Santo Domingo, Museo de Arte Moderno, Trienal del Caribe, 2010 (another example exhibited).
Havana, Teatro Fausto, 11th Havana Biennial, 2012 (another example exhibited).
Linz, OK Offenes Kulturhaus, Biennale Couvee 13, 2013 (another example exhibited).
London, Saatchi Gallery, Pangaea: New Art from Africa and Latin America, 2014, p. 47 (various installation views illustrated in colour, pp. 48-53).
London, Saatchi Gallery, DEAD: A Celebration of Mortality, 2015.
Manchester, The Lowry Centre, Casa Tomada, 2015 (another example exhibited).
Knislinge, Wanas Konst Foundation, 2016 (another example exhibited).
Watou, Kunstenfestival Watou, 2016 (another example exhibited).
New York, Paul Kasmin Gallery, Naturalia, 2017 (another example exhibited).
Gangwon, Gangwon International Biennial, 2018 (another example exhibited).
Istanbul, Sevil Dolmaci Gallery, We Forget to Think We Are Born, 2019 (another example exhibited).
Special notice
VAT rate of 20% is payable on hammer price and buyer's premium
Please refer to the storage and collection terms as set out in the terms and conditions.
Brought to you by
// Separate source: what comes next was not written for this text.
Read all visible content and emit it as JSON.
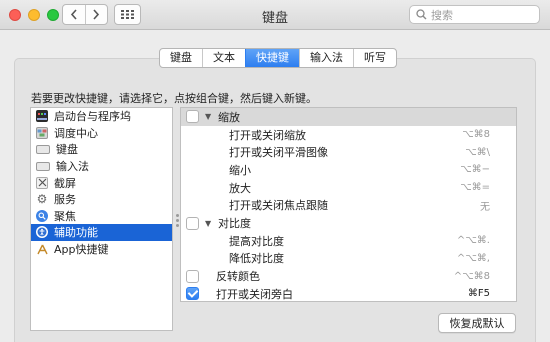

Lot Essay

A swarm of gigantic sculptural ants, Rafael Gómezbarros’ Casa Tomada belongs to the artist’s celebrated project of the same title. These installations, which have been shown across the world since 2007, represent the displacement of people from his native Columbia due to violence and conflict over the last fifty years. Crafted from tree branches, fibreglass and fabric, the ants’ bodies were made by assembling two polyester casts of human skulls. The creatures, normally associated with labour and complex social organisation, thus become ciphers for death, suffering and upheaval. The work’s title references a short story by Argentine writer Julio Cortázar, in which a large mansion is invaded by elusive beings who announce their presence through muted sounds. This metaphor, read in conjunction with the present work, invokes a pronouncement made by Cortázar shortly before he passed away: that unless a country buries its dead, their ghosts will remain. Adorning the exterior of the Saatchi Gallery in its original Pangaea exhibition at Duke of York Square in 2014, variations of Casa Tomada have been installed at locations including Quinta de San Pedro Alejandrino – the hacienda where Simón Bolívar spent his final days – as well as Barranquilla’s customs building and the National Congress in Bogotá.

Related Articles

More from
Handpicked: 100 Works Selected by the Saatchi Gallery
Place your bid Condition report

A Christie's specialist may contact you to discuss this lot or to notify you if the condition changes prior to the sale.

I confirm that I have read this Important Notice regarding Condition Reports and agree to its terms. View Condition Report